The Milbanke Sound Group, also called the Milbanke Sound Cones, is an enigmatic group of five small basaltic volcanoes in the Kitimat Ranges of the Coast Mountains in British Columbia, Canada. Named for Milbanke Sound, this volcanic group straddles on at least four small islands, including Swindle, Price, Lady Douglas and Lake Island. Not much is known about this group of volcanoes and they remain undated. However, they all likely formed in the past 10,000 years after the last glacial period as evidenced by a small amount of erosion. The age of the most recent volcanic activity is also unknown. Most of the Milbanke Sound Cones are covered by mature forest. Kitasu Hill and Helmet Peak are the only two cones that are officially named.
Several types of volcanic eruptions—during which lava, tephra, and assorted gases are expelled from a volcanic vent or fissure—have been distinguished by volcanologists. These are often named after famous volcanoes where that type of behavior has been observed. Some volcanoes may exhibit only one characteristic type of eruption during a period of activity, while others may display an entire sequence of types all in one eruptive series.
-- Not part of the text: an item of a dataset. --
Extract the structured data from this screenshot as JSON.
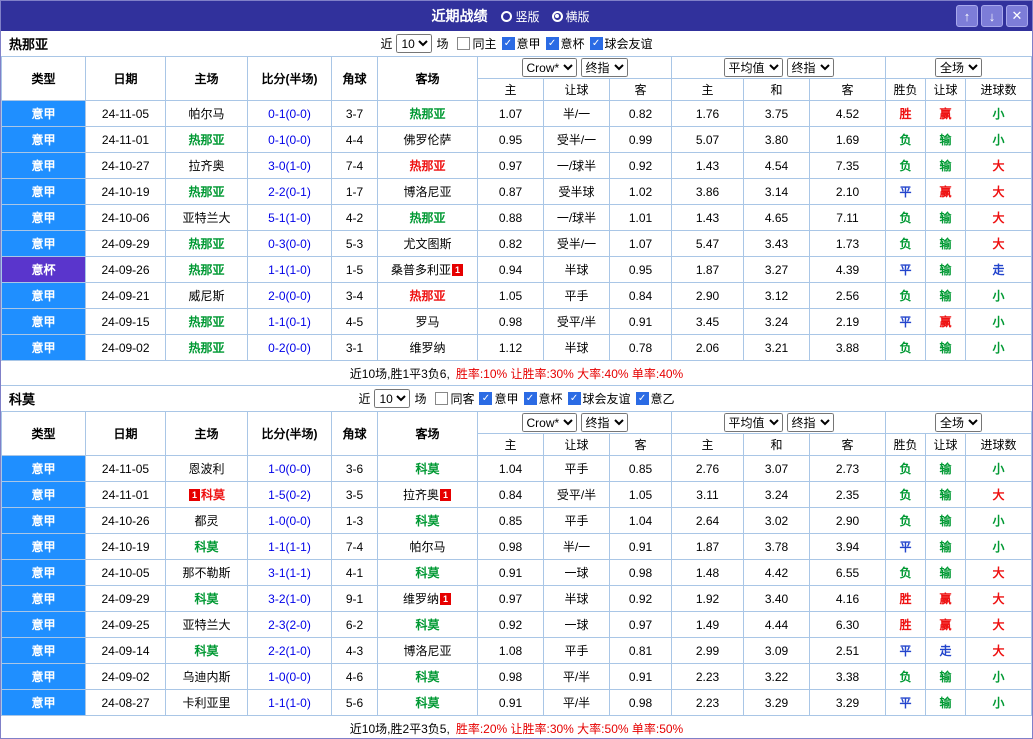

A cinder cone is a steep conical hill of loose pyroclastic fragments, such as either volcanic clinkers, volcanic ash, or cinder that has been built around a volcanic vent. The pyroclastic fragments are formed by explosive eruptions or lava fountains from a single, typically cylindrical, vent. As the gas-charged lava is blown violently into the air, it breaks into small fragments that solidify and fall as either cinders, clinkers, or scoria around the vent to form a cone that often is symmetrical; with slopes between 30–40°; and a nearly circular ground plan. Most cinder cones have a bowl-shaped crater at the summit.
Volcanology of New Zealand is the scientific study of volcanoes and volcanic phenomena in New Zealand. Volcanism has been responsible for many of the country's geographical features, especially in the North Island and the country's outlying islands.
The Wells Gray-Clearwater volcanic field, also called the Clearwater Cone Group, is a potentially active monogenetic volcanic field in east-central British Columbia, Canada, located approximately 130 km (81 mi) north of Kamloops. It is situated in the Cariboo Mountains of the Columbia Mountains and on the Quesnel and Shuswap Highlands. As a monogenetic volcanic field, it is a place with numerous small basaltic volcanoes and extensive lava flows.
Lava is molten rock generated by geothermal energy and expelled through fractures in planetary crust or in an eruption, usually at temperatures from 700 to 1,200 °C. The structures resulting from subsequent solidification and cooling are also sometimes described as lava. The molten rock is formed in the interior of some planets, including Earth, and some of their satellites, though such material located below the crust is referred to by other terms.
Michoacán–Guanajuato volcanic field is located in central Mexico. It is a volcanic field that takes the form of a large cinder cone field, with numerous shield volcanoes and maars.
Cerros Negros de Jama is a monogenetic volcanic group in the Andes, Jujuy Province, Argentina. The group is formed by about four well preserved scoria cones with lava fields and one isolated lava field, constructed on Ordovician marine sediments and dacitic lavas from the adjacent Cerro Bayo de Archibarca volcano. These cones are aligned submeridionally with a fault system in the ground. The lavas and associated dykes have porphyritic appearance and variable morphology. The lavas show no evidence of ponding in crustal magma chambers, suggesting that the large volatile content of the magma was sufficient to quickly transport it through the crust. Magma temperatures have been estimated at higher than 1,000 °C (1,830 °F).
|This volcanology article is a stub. You can help Wikipedia by expanding it.|